Certification by Feldenkrais Guild[edit]

To obtain the qualification of Certified Feldenkrais Practitioner (CFP), Feldenkrais teachers complete 740–800 hours of training over a 3 to 4 year period. Professional standards are set internationally by the International Feldenkrais Federation. Feldenkrais practitioners are certified by a regional Feldenkrais Guild in one of seventeen countries,[3] and each guild maintains lists of practitioners.

Derived Methods[edit]

Some of Moshe's students went on to develop their own methods, deriving their approach on the fundamentals of the Feldenkrais Method. Listed are a few of those methods:

Shelhav-Child'Space Method - Developed by Dr. Chava Shelhav. The method focuses on supporting and enriching the development of infants and toddlers from birth to walking and jumping, integrating the parents in the process of observing and nurturing their infant's developmental needs.

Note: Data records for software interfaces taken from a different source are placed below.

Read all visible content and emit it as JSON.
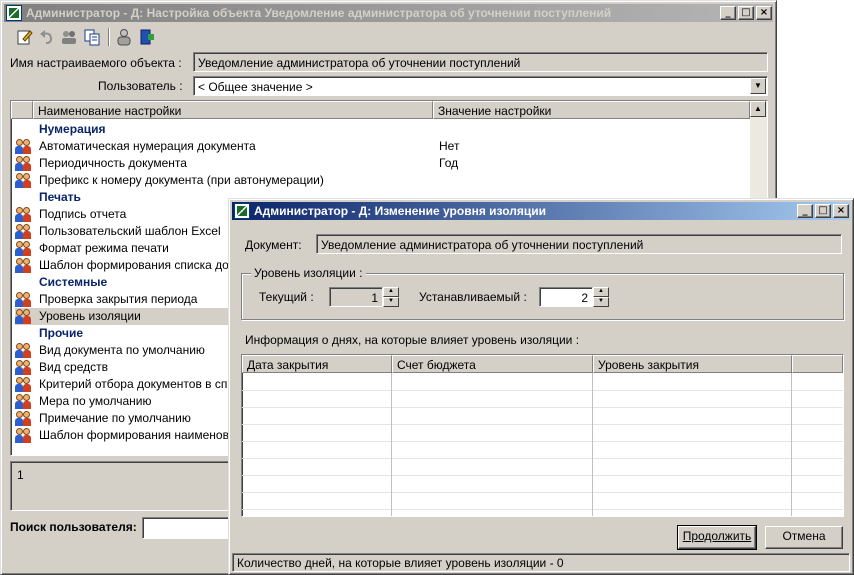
{
  "main": {
    "title": "Администратор - Д: Настройка объекта Уведомление администратора об уточнении поступлений",
    "object_label": "Имя настраиваемого объекта :",
    "object_value": "Уведомление администратора об уточнении поступлений",
    "user_label": "Пользователь :",
    "user_value": "< Общее значение >",
    "columns": [
      "Наименование настройки",
      "Значение настройки"
    ],
    "groups": {
      "numbering": "Нумерация",
      "print": "Печать",
      "system": "Системные",
      "other": "Прочие"
    },
    "rows": [
      {
        "name": "Автоматическая нумерация документа",
        "value": "Нет"
      },
      {
        "name": "Периодичность документа",
        "value": "Год"
      },
      {
        "name": "Префикс к номеру документа (при автонумерации)",
        "value": ""
      },
      {
        "name": "Подпись отчета",
        "value": ""
      },
      {
        "name": "Пользовательский шаблон Excel",
        "value": ""
      },
      {
        "name": "Формат режима печати",
        "value": ""
      },
      {
        "name": "Шаблон формирования списка до",
        "value": ""
      },
      {
        "name": "Проверка закрытия периода",
        "value": ""
      },
      {
        "name": "Уровень изоляции",
        "value": ""
      },
      {
        "name": "Вид документа по умолчанию",
        "value": ""
      },
      {
        "name": "Вид средств",
        "value": ""
      },
      {
        "name": "Критерий отбора документов в сп",
        "value": ""
      },
      {
        "name": "Мера по умолчанию",
        "value": ""
      },
      {
        "name": "Примечание по умолчанию",
        "value": ""
      },
      {
        "name": "Шаблон формирования наименов",
        "value": ""
      }
    ],
    "description_text": "1",
    "search_label": "Поиск пользователя:"
  },
  "dialog": {
    "title": "Администратор - Д: Изменение уровня изоляции",
    "document_label": "Документ:",
    "document_value": "Уведомление администратора об уточнении поступлений",
    "group_label": "Уровень изоляции :",
    "current_label": "Текущий :",
    "current_value": "1",
    "new_label": "Устанавливаемый :",
    "new_value": "2",
    "info_label": "Информация о днях, на которые влияет уровень изоляции :",
    "columns": [
      "Дата закрытия",
      "Счет бюджета",
      "Уровень закрытия"
    ],
    "continue_button": "Продолжить",
    "cancel_button": "Отмена",
    "status": "Количество дней, на которые влияет уровень изоляции - 0"
  }
}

  1. ^ Herman, Carla J.; Allen, Peg; Hunt, William C.; Prasad, Arti; Brady, Teresa J. (2004). "Use of Complementary Therapies Among Primary Care Clinic Patients With Arthritis". Preventing Chronic Disease 1 (4): A12. PMC 1277952. PMID 15670444. 
  2. ^ Ernst, E.; Canter, P. H. (2005). "The Feldenkrais Method - A Systematic Review of Randomised Clinical Trials". Physikalische Medizin, Rehabilitationsmedizin, Kurortmedizin 15 (3): 151–6. doi:10.1055/s-2004-834763. 
  3. ^ International Feldenkrais Federation list of guilds


See also[edit]